--- To do ---
All of the lines below need to be copied exactly, apart from the pictures.
──────
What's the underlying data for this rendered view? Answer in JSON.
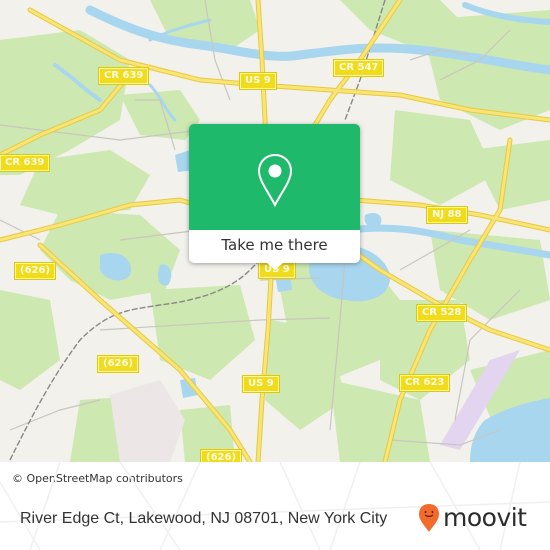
{
  "map": {
    "colors": {
      "land": "#f2f1ec",
      "forest": "#cde8b0",
      "water": "#a8d6ef",
      "road_major": "#f5dc50",
      "road_minor": "#c9c6c0",
      "railway": "#888888",
      "airfield": "#e3d5ef",
      "urban": "#ece6e6"
    },
    "road_labels": [
      {
        "id": "cr639-top",
        "text": "CR 639"
      },
      {
        "id": "us9-top",
        "text": "US 9"
      },
      {
        "id": "cr547",
        "text": "CR 547"
      },
      {
        "id": "cr639-left",
        "text": "CR 639"
      },
      {
        "id": "nj88",
        "text": "NJ 88"
      },
      {
        "id": "r626-left",
        "text": "(626)"
      },
      {
        "id": "us9-center",
        "text": "US 9"
      },
      {
        "id": "cr528",
        "text": "CR 528"
      },
      {
        "id": "r626-mid",
        "text": "(626)"
      },
      {
        "id": "us9-lower",
        "text": "US 9"
      },
      {
        "id": "cr623",
        "text": "CR 623"
      },
      {
        "id": "r626-bottom",
        "text": "(626)"
      }
    ],
    "attribution": "© OpenStreetMap contributors"
  },
  "popup": {
    "icon": "map-pin-icon",
    "button_label": "Take me there",
    "accent_color": "#1eb96b"
  },
  "footer": {
    "address": "River Edge Ct, Lakewood, NJ 08701, New York City",
    "brand": "moovit",
    "brand_color": "#f26b2c"
  }
}
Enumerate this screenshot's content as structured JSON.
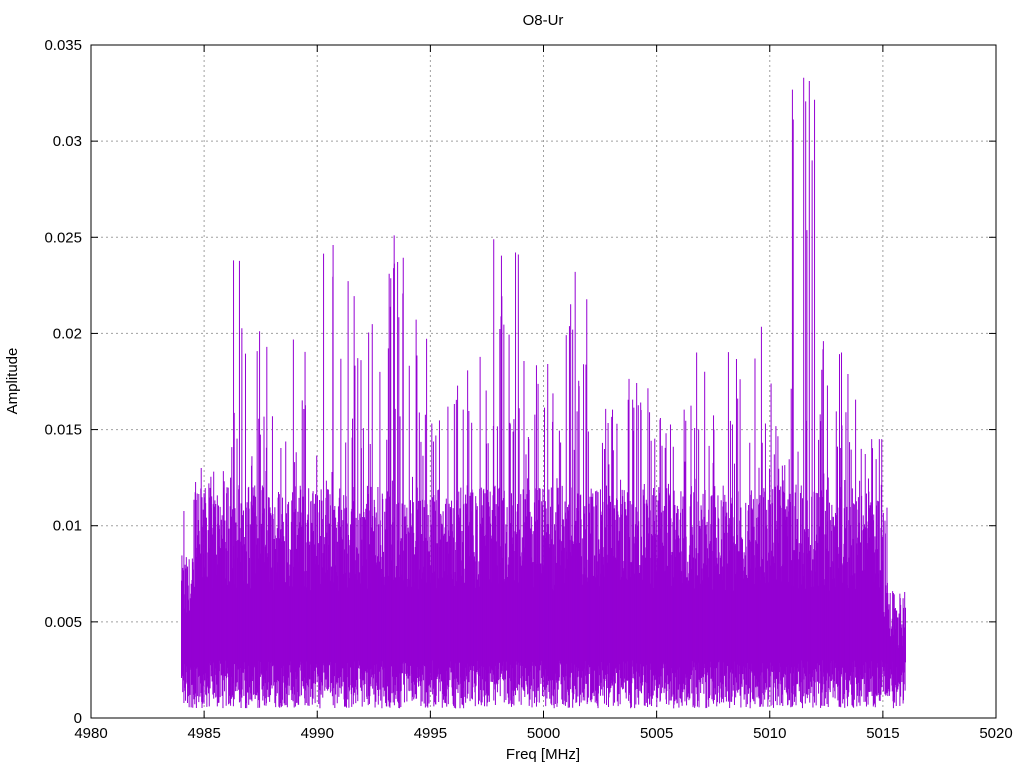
{
  "chart_data": {
    "type": "line",
    "style": "impulses",
    "title": "O8-Ur",
    "xlabel": "Freq [MHz]",
    "ylabel": "Amplitude",
    "xlim": [
      4980,
      5020
    ],
    "ylim": [
      0,
      0.035
    ],
    "xticks": [
      "4980",
      "4985",
      "4990",
      "4995",
      "5000",
      "5005",
      "5010",
      "5015",
      "5020"
    ],
    "yticks": [
      "0",
      "0.005",
      "0.01",
      "0.015",
      "0.02",
      "0.025",
      "0.03",
      "0.035"
    ],
    "grid": true,
    "series_color": "#9400d3",
    "data_range_x": [
      4984.0,
      5016.0
    ],
    "envelope_bin_mhz": 1,
    "envelope_x": [
      4984,
      4985,
      4986,
      4987,
      4988,
      4989,
      4990,
      4991,
      4992,
      4993,
      4994,
      4995,
      4996,
      4997,
      4998,
      4999,
      5000,
      5001,
      5002,
      5003,
      5004,
      5005,
      5006,
      5007,
      5008,
      5009,
      5010,
      5011,
      5012,
      5013,
      5014,
      5015
    ],
    "envelope_max": [
      0.013,
      0.0135,
      0.024,
      0.0205,
      0.0205,
      0.021,
      0.0245,
      0.0235,
      0.0215,
      0.025,
      0.021,
      0.019,
      0.0185,
      0.019,
      0.025,
      0.019,
      0.0205,
      0.023,
      0.0165,
      0.0185,
      0.018,
      0.0185,
      0.0205,
      0.02,
      0.02,
      0.021,
      0.0195,
      0.0335,
      0.0205,
      0.0195,
      0.0145,
      0.0065
    ],
    "typical_level": 0.011,
    "peaks": [
      {
        "x": 5011.5,
        "y": 0.0333
      },
      {
        "x": 4993.4,
        "y": 0.0251
      },
      {
        "x": 4997.8,
        "y": 0.0249
      },
      {
        "x": 4990.7,
        "y": 0.0246
      },
      {
        "x": 4986.3,
        "y": 0.0238
      },
      {
        "x": 5001.4,
        "y": 0.0232
      }
    ]
  }
}
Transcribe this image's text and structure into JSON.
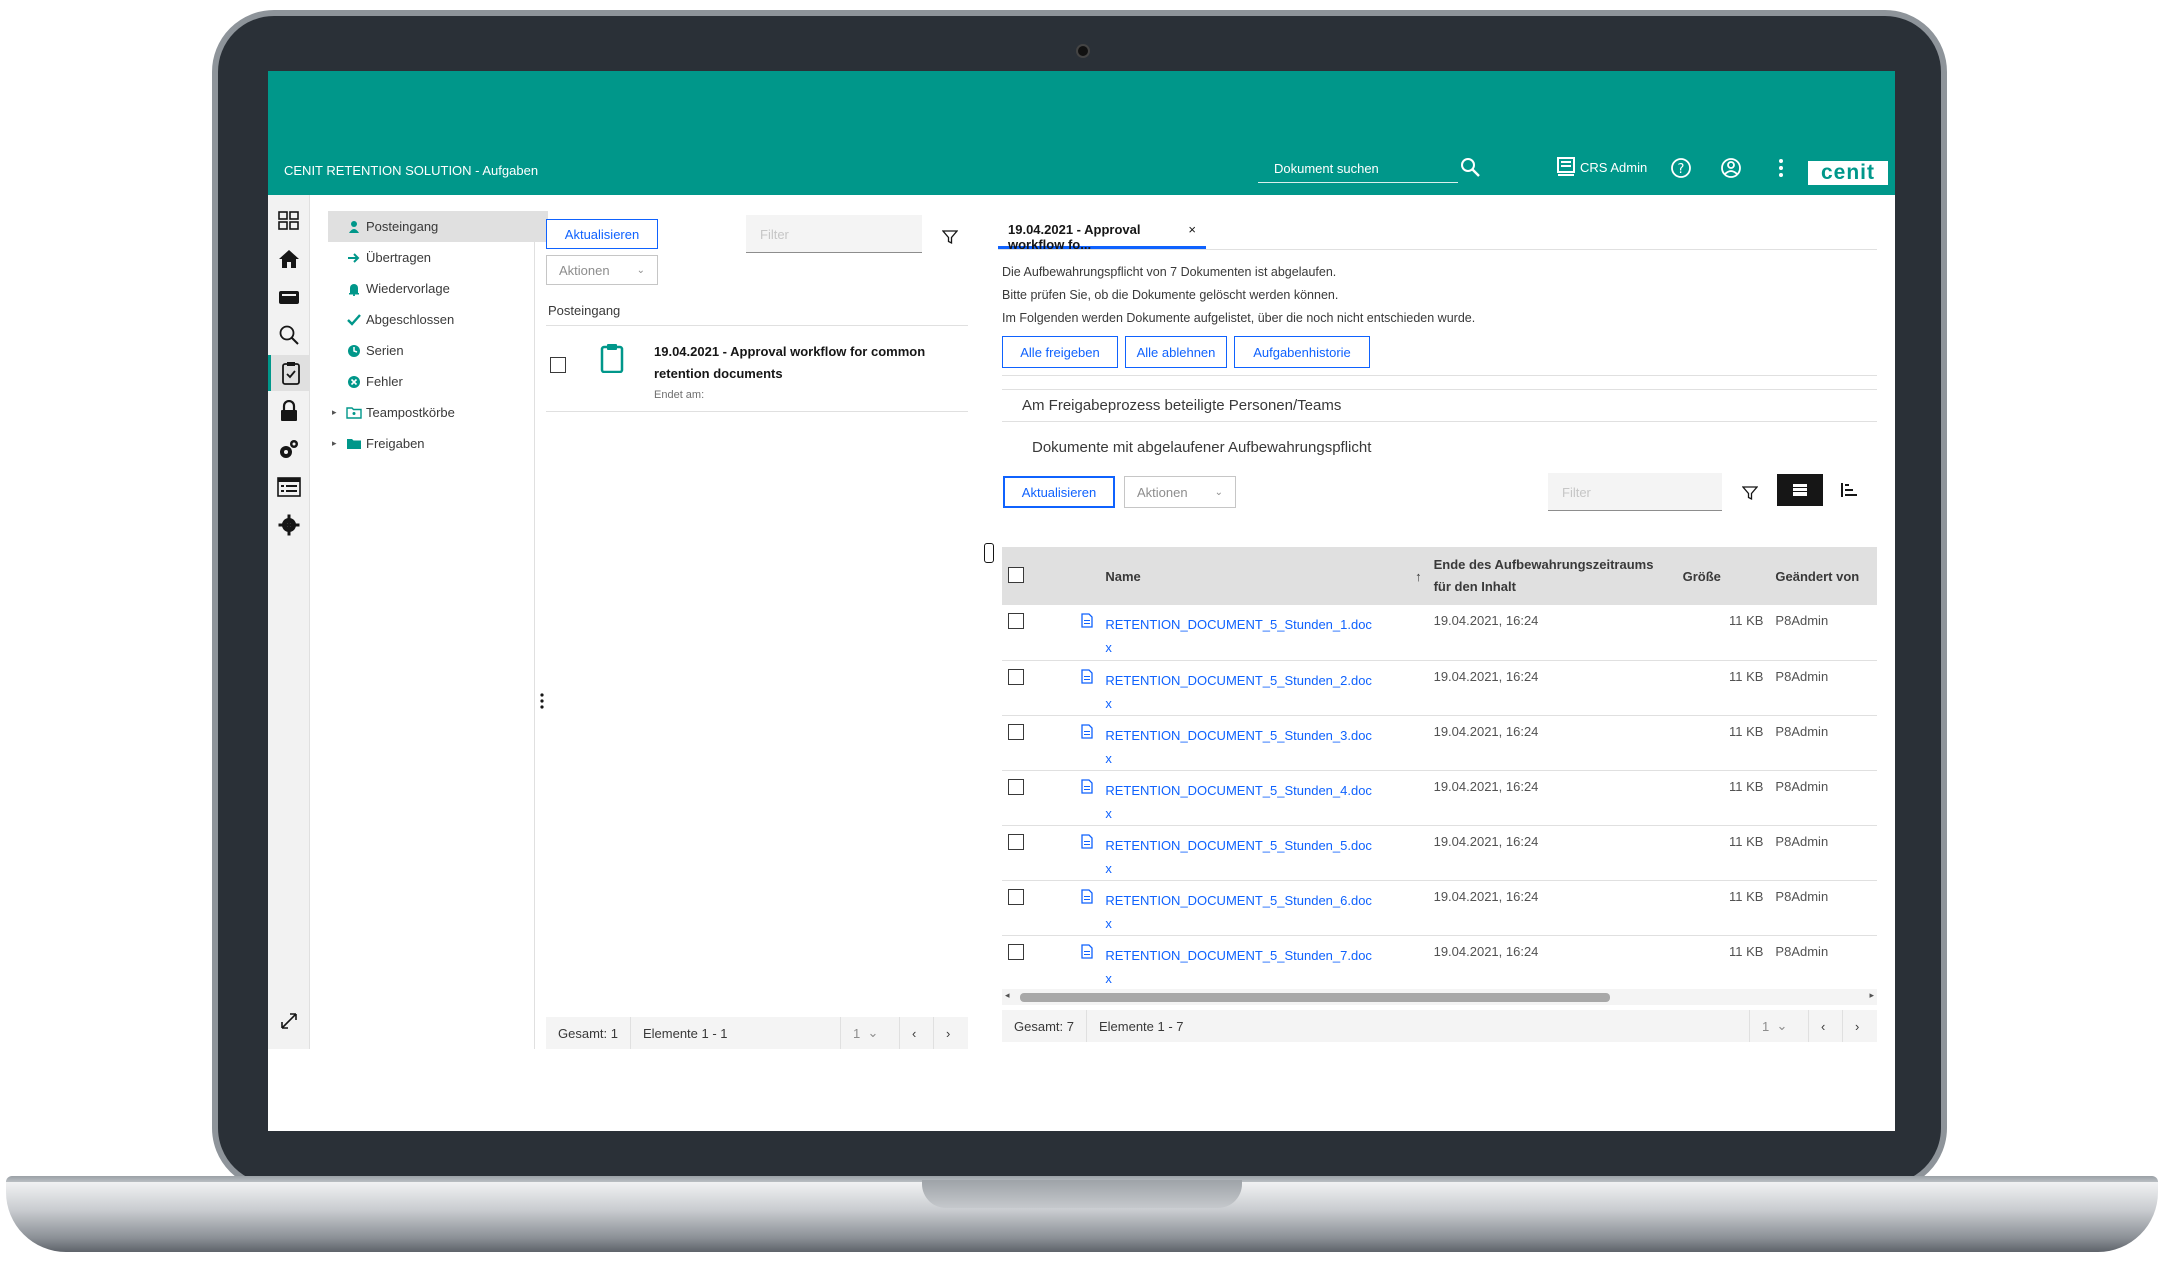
{
  "app": {
    "title": "CENIT RETENTION SOLUTION - Aufgaben",
    "search_placeholder": "Dokument suchen",
    "user_name": "CRS Admin",
    "logo_text": "cenit",
    "brand_color": "#00978a",
    "accent_color": "#0f62fe"
  },
  "rail": {
    "icons": [
      "grid-icon",
      "home-icon",
      "drawer-icon",
      "search-icon",
      "clipboard-icon",
      "lock-icon",
      "gears-icon",
      "form-icon",
      "settings-icon",
      "expand-icon"
    ]
  },
  "nav": {
    "items": [
      {
        "label": "Posteingang",
        "icon": "person-icon",
        "selected": true
      },
      {
        "label": "Übertragen",
        "icon": "arrow-right-icon"
      },
      {
        "label": "Wiedervorlage",
        "icon": "bell-icon"
      },
      {
        "label": "Abgeschlossen",
        "icon": "check-icon"
      },
      {
        "label": "Serien",
        "icon": "recurring-icon"
      },
      {
        "label": "Fehler",
        "icon": "error-icon"
      },
      {
        "label": "Teampostkörbe",
        "icon": "team-folder-icon"
      },
      {
        "label": "Freigaben",
        "icon": "folder-icon"
      }
    ]
  },
  "mid": {
    "refresh_label": "Aktualisieren",
    "actions_label": "Aktionen",
    "filter_placeholder": "Filter",
    "section_title": "Posteingang",
    "task": {
      "title": "19.04.2021 - Approval workflow for common retention documents",
      "subtitle": "Endet am:"
    },
    "footer": {
      "total": "Gesamt: 1",
      "elements": "Elemente 1 - 1",
      "page": "1"
    }
  },
  "detail": {
    "tab_label": "19.04.2021 - Approval workflow fo...",
    "tab_close": "×",
    "desc_lines": [
      "Die Aufbewahrungspflicht von 7 Dokumenten ist abgelaufen.",
      "Bitte prüfen Sie, ob die Dokumente gelöscht werden können.",
      "Im Folgenden werden Dokumente aufgelistet, über die noch nicht entschieden wurde."
    ],
    "buttons": {
      "approve_all": "Alle freigeben",
      "reject_all": "Alle ablehnen",
      "history": "Aufgabenhistorie"
    },
    "participants_title": "Am Freigabeprozess beteiligte Personen/Teams",
    "documents_title": "Dokumente mit abgelaufener Aufbewahrungspflicht",
    "refresh_label": "Aktualisieren",
    "actions_label": "Aktionen",
    "filter_placeholder": "Filter",
    "columns": {
      "name": "Name",
      "end": "Ende des Aufbewahrungszeitraums für den Inhalt",
      "size": "Größe",
      "modified_by": "Geändert von"
    },
    "rows": [
      {
        "name": "RETENTION_DOCUMENT_5_Stunden_1.docx",
        "end": "19.04.2021, 16:24",
        "size": "11 KB",
        "modified_by": "P8Admin"
      },
      {
        "name": "RETENTION_DOCUMENT_5_Stunden_2.docx",
        "end": "19.04.2021, 16:24",
        "size": "11 KB",
        "modified_by": "P8Admin"
      },
      {
        "name": "RETENTION_DOCUMENT_5_Stunden_3.docx",
        "end": "19.04.2021, 16:24",
        "size": "11 KB",
        "modified_by": "P8Admin"
      },
      {
        "name": "RETENTION_DOCUMENT_5_Stunden_4.docx",
        "end": "19.04.2021, 16:24",
        "size": "11 KB",
        "modified_by": "P8Admin"
      },
      {
        "name": "RETENTION_DOCUMENT_5_Stunden_5.docx",
        "end": "19.04.2021, 16:24",
        "size": "11 KB",
        "modified_by": "P8Admin"
      },
      {
        "name": "RETENTION_DOCUMENT_5_Stunden_6.docx",
        "end": "19.04.2021, 16:24",
        "size": "11 KB",
        "modified_by": "P8Admin"
      },
      {
        "name": "RETENTION_DOCUMENT_5_Stunden_7.docx",
        "end": "19.04.2021, 16:24",
        "size": "11 KB",
        "modified_by": "P8Admin"
      }
    ],
    "footer": {
      "total": "Gesamt: 7",
      "elements": "Elemente 1 - 7",
      "page": "1"
    }
  }
}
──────
--- Written solution ---
What's the underlying data for this rendered view? Answer in JSON.
{
  "map": {
    "colors": {
      "land": "#f2f1ec",
      "forest": "#cde8b0",
      "water": "#a8d6ef",
      "road_major": "#f5dc50",
      "road_minor": "#c9c6c0",
      "railway": "#888888",
      "airfield": "#e3d5ef",
      "urban": "#ece6e6"
    },
    "road_labels": [
      {
        "id": "cr639-top",
        "text": "CR 639"
      },
      {
        "id": "us9-top",
        "text": "US 9"
      },
      {
        "id": "cr547",
        "text": "CR 547"
      },
      {
        "id": "cr639-left",
        "text": "CR 639"
      },
      {
        "id": "nj88",
        "text": "NJ 88"
      },
      {
        "id": "r626-left",
        "text": "(626)"
      },
      {
        "id": "us9-center",
        "text": "US 9"
      },
      {
        "id": "cr528",
        "text": "CR 528"
      },
      {
        "id": "r626-mid",
        "text": "(626)"
      },
      {
        "id": "us9-lower",
        "text": "US 9"
      },
      {
        "id": "cr623",
        "text": "CR 623"
      },
      {
        "id": "r626-bottom",
        "text": "(626)"
      }
    ],
    "attribution": "© OpenStreetMap contributors"
  },
  "popup": {
    "icon": "map-pin-icon",
    "button_label": "Take me there",
    "accent_color": "#1eb96b"
  },
  "footer": {
    "address": "River Edge Ct, Lakewood, NJ 08701, New York City",
    "brand": "moovit",
    "brand_color": "#f26b2c"
  }
}
Enumerate this screenshot's content as structured JSON.
{
  "chart_data": {
    "type": "line",
    "style": "impulses",
    "title": "O8-Ur",
    "xlabel": "Freq [MHz]",
    "ylabel": "Amplitude",
    "xlim": [
      4980,
      5020
    ],
    "ylim": [
      0,
      0.035
    ],
    "xticks": [
      "4980",
      "4985",
      "4990",
      "4995",
      "5000",
      "5005",
      "5010",
      "5015",
      "5020"
    ],
    "yticks": [
      "0",
      "0.005",
      "0.01",
      "0.015",
      "0.02",
      "0.025",
      "0.03",
      "0.035"
    ],
    "grid": true,
    "series_color": "#9400d3",
    "data_range_x": [
      4984.0,
      5016.0
    ],
    "envelope_bin_mhz": 1,
    "envelope_x": [
      4984,
      4985,
      4986,
      4987,
      4988,
      4989,
      4990,
      4991,
      4992,
      4993,
      4994,
      4995,
      4996,
      4997,
      4998,
      4999,
      5000,
      5001,
      5002,
      5003,
      5004,
      5005,
      5006,
      5007,
      5008,
      5009,
      5010,
      5011,
      5012,
      5013,
      5014,
      5015
    ],
    "envelope_max": [
      0.013,
      0.0135,
      0.024,
      0.0205,
      0.0205,
      0.021,
      0.0245,
      0.0235,
      0.0215,
      0.025,
      0.021,
      0.019,
      0.0185,
      0.019,
      0.025,
      0.019,
      0.0205,
      0.023,
      0.0165,
      0.0185,
      0.018,
      0.0185,
      0.0205,
      0.02,
      0.02,
      0.021,
      0.0195,
      0.0335,
      0.0205,
      0.0195,
      0.0145,
      0.0065
    ],
    "typical_level": 0.011,
    "peaks": [
      {
        "x": 5011.5,
        "y": 0.0333
      },
      {
        "x": 4993.4,
        "y": 0.0251
      },
      {
        "x": 4997.8,
        "y": 0.0249
      },
      {
        "x": 4990.7,
        "y": 0.0246
      },
      {
        "x": 4986.3,
        "y": 0.0238
      },
      {
        "x": 5001.4,
        "y": 0.0232
      }
    ]
  }
}
Transcribe this image's text and structure into JSON.
{
  "app": {
    "title": "CENIT RETENTION SOLUTION - Aufgaben",
    "search_placeholder": "Dokument suchen",
    "user_name": "CRS Admin",
    "logo_text": "cenit",
    "brand_color": "#00978a",
    "accent_color": "#0f62fe"
  },
  "rail": {
    "icons": [
      "grid-icon",
      "home-icon",
      "drawer-icon",
      "search-icon",
      "clipboard-icon",
      "lock-icon",
      "gears-icon",
      "form-icon",
      "settings-icon",
      "expand-icon"
    ]
  },
  "nav": {
    "items": [
      {
        "label": "Posteingang",
        "icon": "person-icon",
        "selected": true
      },
      {
        "label": "Übertragen",
        "icon": "arrow-right-icon"
      },
      {
        "label": "Wiedervorlage",
        "icon": "bell-icon"
      },
      {
        "label": "Abgeschlossen",
        "icon": "check-icon"
      },
      {
        "label": "Serien",
        "icon": "recurring-icon"
      },
      {
        "label": "Fehler",
        "icon": "error-icon"
      },
      {
        "label": "Teampostkörbe",
        "icon": "team-folder-icon"
      },
      {
        "label": "Freigaben",
        "icon": "folder-icon"
      }
    ]
  },
  "mid": {
    "refresh_label": "Aktualisieren",
    "actions_label": "Aktionen",
    "filter_placeholder": "Filter",
    "section_title": "Posteingang",
    "task": {
      "title": "19.04.2021 - Approval workflow for common retention documents",
      "subtitle": "Endet am:"
    },
    "footer": {
      "total": "Gesamt: 1",
      "elements": "Elemente 1 - 1",
      "page": "1"
    }
  },
  "detail": {
    "tab_label": "19.04.2021 - Approval workflow fo...",
    "tab_close": "×",
    "desc_lines": [
      "Die Aufbewahrungspflicht von 7 Dokumenten ist abgelaufen.",
      "Bitte prüfen Sie, ob die Dokumente gelöscht werden können.",
      "Im Folgenden werden Dokumente aufgelistet, über die noch nicht entschieden wurde."
    ],
    "buttons": {
      "approve_all": "Alle freigeben",
      "reject_all": "Alle ablehnen",
      "history": "Aufgabenhistorie"
    },
    "participants_title": "Am Freigabeprozess beteiligte Personen/Teams",
    "documents_title": "Dokumente mit abgelaufener Aufbewahrungspflicht",
    "refresh_label": "Aktualisieren",
    "actions_label": "Aktionen",
    "filter_placeholder": "Filter",
    "columns": {
      "name": "Name",
      "end": "Ende des Aufbewahrungszeitraums für den Inhalt",
      "size": "Größe",
      "modified_by": "Geändert von"
    },
    "rows": [
      {
        "name": "RETENTION_DOCUMENT_5_Stunden_1.docx",
        "end": "19.04.2021, 16:24",
        "size": "11 KB",
        "modified_by": "P8Admin"
      },
      {
        "name": "RETENTION_DOCUMENT_5_Stunden_2.docx",
        "end": "19.04.2021, 16:24",
        "size": "11 KB",
        "modified_by": "P8Admin"
      },
      {
        "name": "RETENTION_DOCUMENT_5_Stunden_3.docx",
        "end": "19.04.2021, 16:24",
        "size": "11 KB",
        "modified_by": "P8Admin"
      },
      {
        "name": "RETENTION_DOCUMENT_5_Stunden_4.docx",
        "end": "19.04.2021, 16:24",
        "size": "11 KB",
        "modified_by": "P8Admin"
      },
      {
        "name": "RETENTION_DOCUMENT_5_Stunden_5.docx",
        "end": "19.04.2021, 16:24",
        "size": "11 KB",
        "modified_by": "P8Admin"
      },
      {
        "name": "RETENTION_DOCUMENT_5_Stunden_6.docx",
        "end": "19.04.2021, 16:24",
        "size": "11 KB",
        "modified_by": "P8Admin"
      },
      {
        "name": "RETENTION_DOCUMENT_5_Stunden_7.docx",
        "end": "19.04.2021, 16:24",
        "size": "11 KB",
        "modified_by": "P8Admin"
      }
    ],
    "footer": {
      "total": "Gesamt: 7",
      "elements": "Elemente 1 - 7",
      "page": "1"
    }
  }
}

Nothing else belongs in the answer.